More than 3 million Americans receive care in nursing homes and long-term care facilities. But according to the Centers for Disease Control and Prevention, 1 to 3 million serious infections occur every year in these facilities. To help facilities address this problem the CDC has released a new website with resources to help clinical staff and residents prevent infections in long-term care facilities.
The resource can help protect residents’ health, but health officials also hope it will help the fight against antibiotic resistance, a major threat to health care and public health.
“The long-term care setting is an important sector to consider for the Georgia Healthcare Associated Infections Program, and our Advisory Committee recently discussed this newly released CDC website at our January 2014 meeting,” said Jeanne Negley who leads antimicrobial stewardship efforts at the Georgia Department of Public Health (DPH)

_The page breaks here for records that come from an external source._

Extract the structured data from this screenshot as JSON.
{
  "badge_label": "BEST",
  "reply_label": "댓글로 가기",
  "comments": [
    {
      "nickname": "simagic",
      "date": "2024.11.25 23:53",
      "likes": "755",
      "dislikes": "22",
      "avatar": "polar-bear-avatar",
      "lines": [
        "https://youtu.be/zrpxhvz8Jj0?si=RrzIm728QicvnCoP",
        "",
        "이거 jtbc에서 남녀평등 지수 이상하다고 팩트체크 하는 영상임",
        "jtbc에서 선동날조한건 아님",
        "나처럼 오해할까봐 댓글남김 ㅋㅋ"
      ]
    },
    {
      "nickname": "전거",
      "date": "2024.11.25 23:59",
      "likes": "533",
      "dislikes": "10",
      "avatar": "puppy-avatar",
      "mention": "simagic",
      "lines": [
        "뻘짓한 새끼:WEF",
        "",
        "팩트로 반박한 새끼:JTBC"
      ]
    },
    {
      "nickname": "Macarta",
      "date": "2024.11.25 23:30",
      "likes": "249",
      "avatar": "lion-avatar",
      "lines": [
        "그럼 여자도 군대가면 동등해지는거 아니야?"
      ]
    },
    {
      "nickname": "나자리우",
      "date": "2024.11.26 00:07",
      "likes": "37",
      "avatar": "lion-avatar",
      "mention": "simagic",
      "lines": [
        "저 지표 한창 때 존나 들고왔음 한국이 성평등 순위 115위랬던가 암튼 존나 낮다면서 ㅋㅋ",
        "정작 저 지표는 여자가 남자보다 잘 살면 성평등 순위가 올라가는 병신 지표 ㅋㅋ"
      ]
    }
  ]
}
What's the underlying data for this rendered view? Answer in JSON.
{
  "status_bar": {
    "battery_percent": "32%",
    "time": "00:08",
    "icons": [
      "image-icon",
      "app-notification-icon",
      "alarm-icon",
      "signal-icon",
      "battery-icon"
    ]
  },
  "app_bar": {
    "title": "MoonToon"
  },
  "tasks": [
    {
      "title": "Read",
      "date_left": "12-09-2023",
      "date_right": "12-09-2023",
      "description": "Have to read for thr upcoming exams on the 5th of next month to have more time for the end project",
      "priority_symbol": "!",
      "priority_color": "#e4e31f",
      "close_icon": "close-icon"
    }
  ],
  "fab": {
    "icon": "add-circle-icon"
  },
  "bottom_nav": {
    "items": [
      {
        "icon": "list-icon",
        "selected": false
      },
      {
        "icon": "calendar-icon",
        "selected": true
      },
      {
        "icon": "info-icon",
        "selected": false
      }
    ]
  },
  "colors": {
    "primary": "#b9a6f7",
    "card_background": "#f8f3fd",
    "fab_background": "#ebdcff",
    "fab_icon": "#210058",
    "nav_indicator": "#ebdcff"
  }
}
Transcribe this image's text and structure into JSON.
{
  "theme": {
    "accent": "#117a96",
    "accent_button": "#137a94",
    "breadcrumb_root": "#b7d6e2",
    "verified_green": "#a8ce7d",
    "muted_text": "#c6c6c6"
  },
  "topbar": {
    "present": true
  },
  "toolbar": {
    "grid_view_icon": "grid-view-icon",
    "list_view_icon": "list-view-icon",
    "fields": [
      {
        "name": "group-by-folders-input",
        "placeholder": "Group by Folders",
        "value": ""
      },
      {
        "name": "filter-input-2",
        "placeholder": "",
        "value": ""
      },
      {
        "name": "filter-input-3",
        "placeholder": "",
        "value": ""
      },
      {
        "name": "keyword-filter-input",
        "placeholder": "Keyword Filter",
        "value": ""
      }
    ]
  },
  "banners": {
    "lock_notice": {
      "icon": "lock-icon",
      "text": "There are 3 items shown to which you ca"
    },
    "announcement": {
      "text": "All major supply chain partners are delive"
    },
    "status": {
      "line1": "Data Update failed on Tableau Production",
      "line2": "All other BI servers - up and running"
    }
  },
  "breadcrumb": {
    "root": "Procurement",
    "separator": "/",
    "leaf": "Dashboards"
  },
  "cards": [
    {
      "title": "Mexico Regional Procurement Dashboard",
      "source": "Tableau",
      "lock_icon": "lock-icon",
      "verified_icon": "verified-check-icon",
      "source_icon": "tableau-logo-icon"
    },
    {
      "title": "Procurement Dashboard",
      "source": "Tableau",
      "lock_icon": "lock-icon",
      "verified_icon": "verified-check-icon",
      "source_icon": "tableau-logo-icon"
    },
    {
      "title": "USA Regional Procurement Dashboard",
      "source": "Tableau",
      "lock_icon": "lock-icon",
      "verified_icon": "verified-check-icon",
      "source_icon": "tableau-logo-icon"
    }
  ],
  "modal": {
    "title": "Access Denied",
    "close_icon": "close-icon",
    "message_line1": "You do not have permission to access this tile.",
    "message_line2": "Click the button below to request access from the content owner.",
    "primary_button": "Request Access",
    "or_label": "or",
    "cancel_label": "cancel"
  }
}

Health care workers in long-term care facilities currently face unique challenges because of the increase in the aging population. Similar to other health care settings, antibiotics are not always used appropriately in long-term care facilities.
“We know people are living longer and that the population of long-term care facilities has greatly increased in the past decade,” Negley said.
According to the CDC, an estimated 1.5 million infections occur annually in long-term care facilities, which result in 350,000 to 400,000 deaths.
Over the past few years, CDC and other health care agencies have begun to highlight the importance of infection prevention programs and activities in long-term health care settings. The new website includes segments of existing infection prevention guidance and resources for clinical staff, infection prevention coordinators and facility residents.
The website allows health care organizations to directly access the new infection tracking system for long-term care facilities in CDC’s National Healthcare Safety Network. Other resources agencies can access through the website are infection prevention tools and resources developed by CDC and the Advancing Excellence in Nursing Homes Campaign.
The CDC has made great efforts to promote infection prevention in long-term care settings nationwide. DPH’s Healthcare Associated Infection program has largely focused on acute care settings in the past, but according to Negley, new resources will expand that focus.
The tools that the CDC’s website has provided “will facilitate our work in the long-term care setting,” said Negley.
In early May, the Georgia Healthcare Associated Infections Program will participate in an infection prevention training for long-term care facilities and will refer to the resources provided by the website.
The CDC’s infection prevention website for long-term care facilities provides a unique opportunity for health agencies across the nation to use the tools and resources provided to promote infection prevention in long-term care.